  31. Private Placement • Issuer sells bonds directly to a limited number of sophisticated investors without a public offering. • Includes tax-exempt leases • Limited secondary market for trades. • No offering documents needed. • Lower issuance costs, slightly higher borrowing costs • Smaller transactions / shorter maturity Introduction to Municipal Finance  2006

  32. Ten Helpful Tips Introduction to Municipal Finance  2006
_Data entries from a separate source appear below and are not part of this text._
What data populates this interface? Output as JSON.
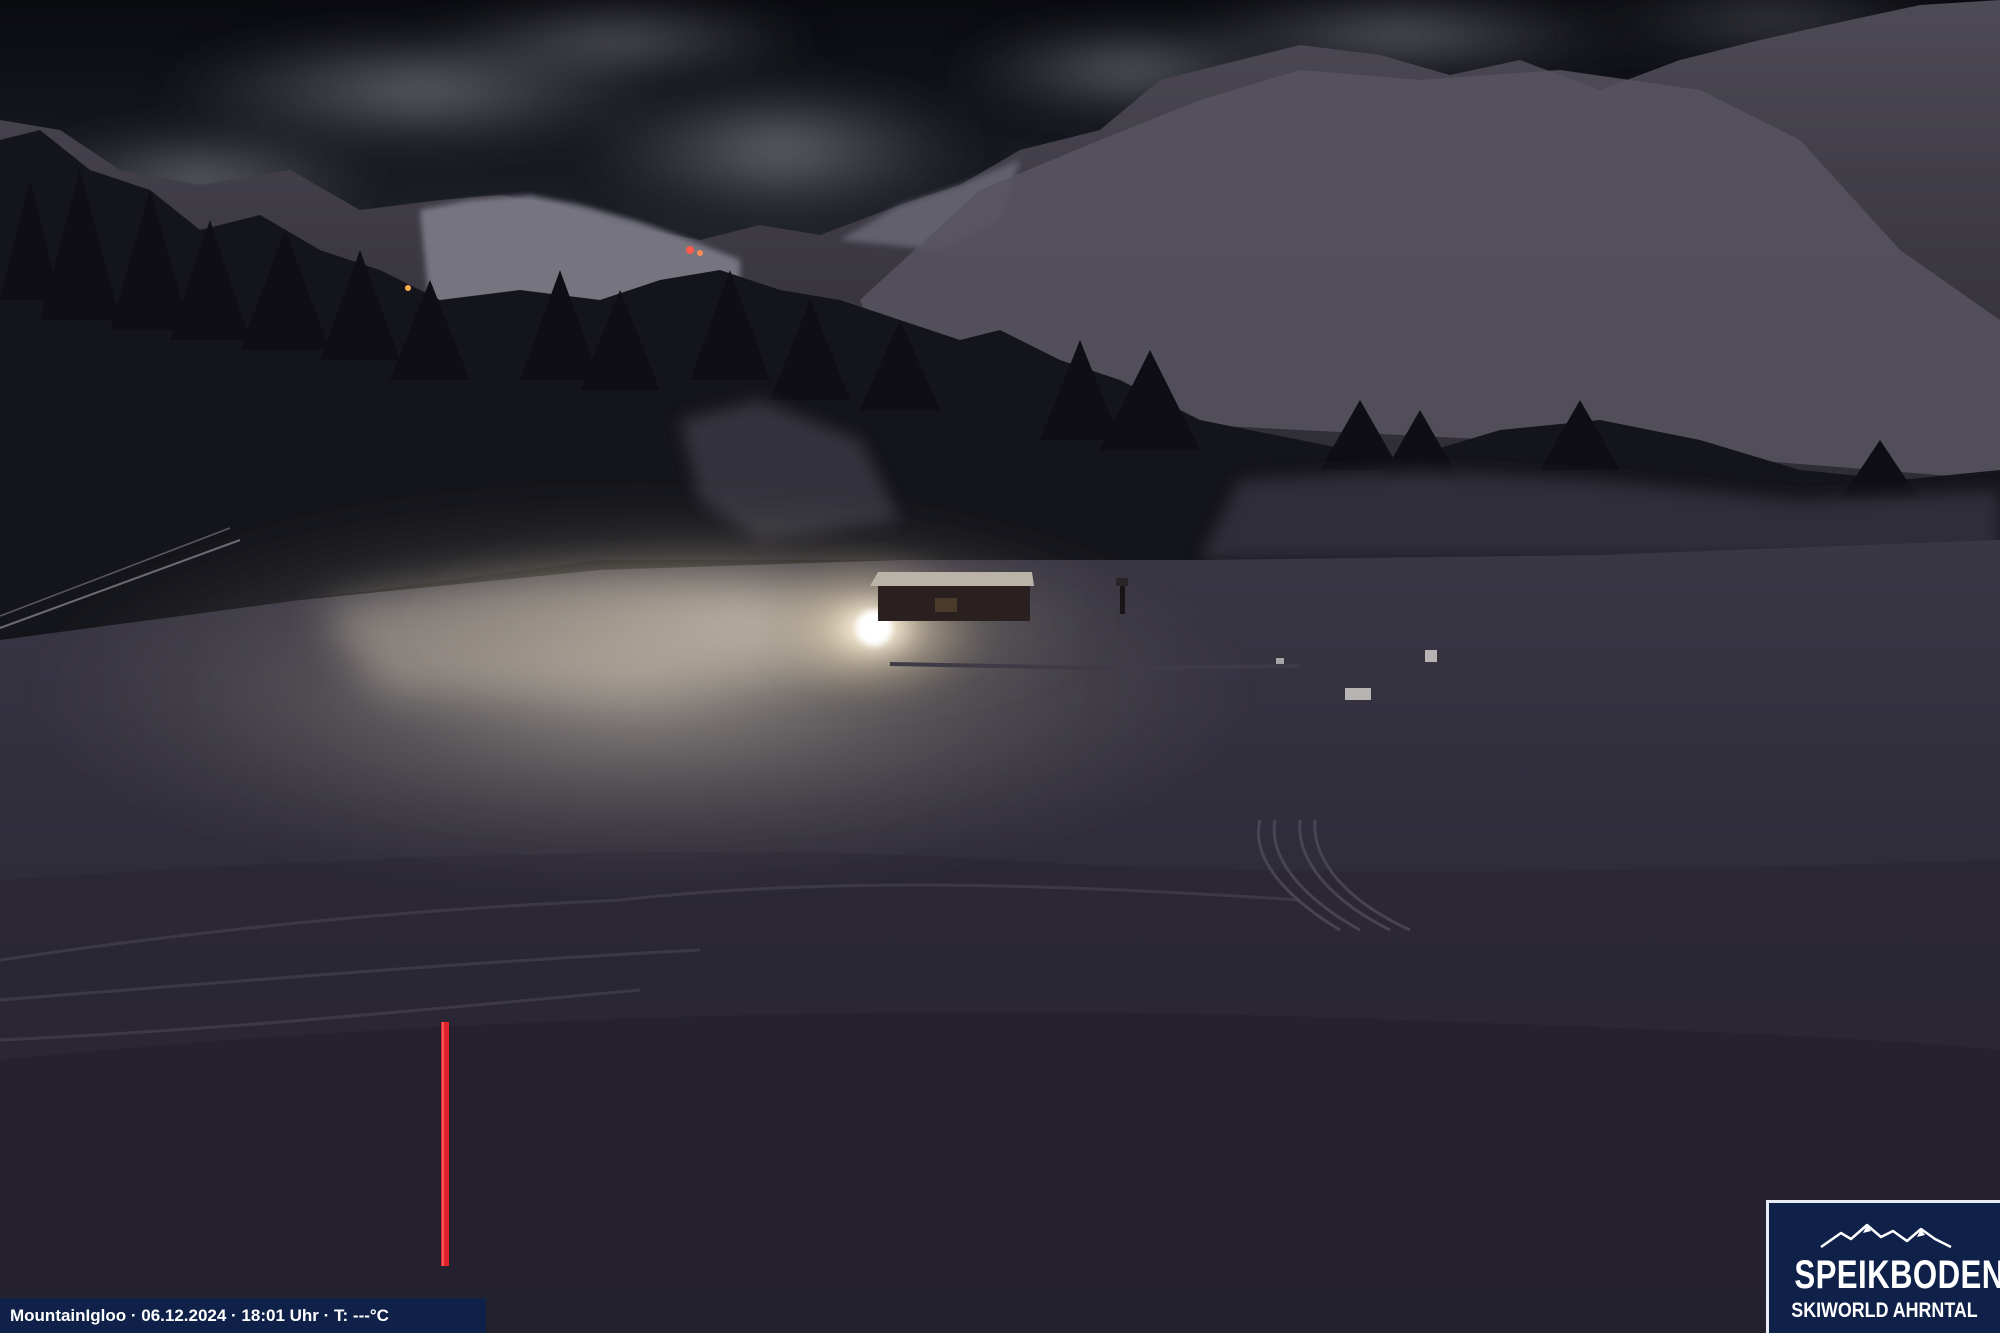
{
  "caption": {
    "text": "MountainIgloo · 06.12.2024 · 18:01 Uhr · T: ---°C"
  },
  "logo": {
    "title": "SPEIKBODEN",
    "subtitle": "SKIWORLD AHRNTAL"
  },
  "icons": {
    "logo_mark": "mountain-ridge-icon"
  },
  "colors": {
    "overlay": "#0f2148",
    "text": "#ffffff",
    "marker_pole": "#e0232a"
  }
}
  33. Ten Helpful Tips • Focus on the borrowing costs and structure – not the cost of issuance. • 1 bps reduction in a Term bond (10 years) for a 30-year borrowing saves more than $10,000. • Tax-exempt bonds are not always better than taxable bonds. • 3% NPV savings is a general rule • Depends on time to maturity, level of interests rates, amount of savings, and refunding objectives. • “Suit Rule” – The amount of savings from a refunding issue should exceed the fees of the “people in suits” (attorneys, bankers, consultants) Introduction to Municipal Finance  2006

  34. Ten Helpful Tips • Cash-funded DSR may cost less than a Surety. • Do not ignore the reinvestment of bond proceeds • Refunding with 3% savings on $10 million = $300,000 • In comparison, • Increase DSR earnings by 1.0% for 30 years: ($1 million DSR x 1.0% x 30 = $300,000) • Opportunity to make up negative arbitrage goes away when you call the bonds. • You may not have to perform arbitrage calculations every 5 years. Introduction to Municipal Finance  2006

  35. Ten Helpful Tips • G.O. Bond Election does not require majority voter approval • Requires 1/3 + 1 voter to say no • Include additional $ in Cost of Issuance (contingency) to cover future / on-going legal and consulting fees. • Post Documents On-Line + Get Final Transcripts in Electronic (Pdf) Format. Introduction to Municipal Finance  2006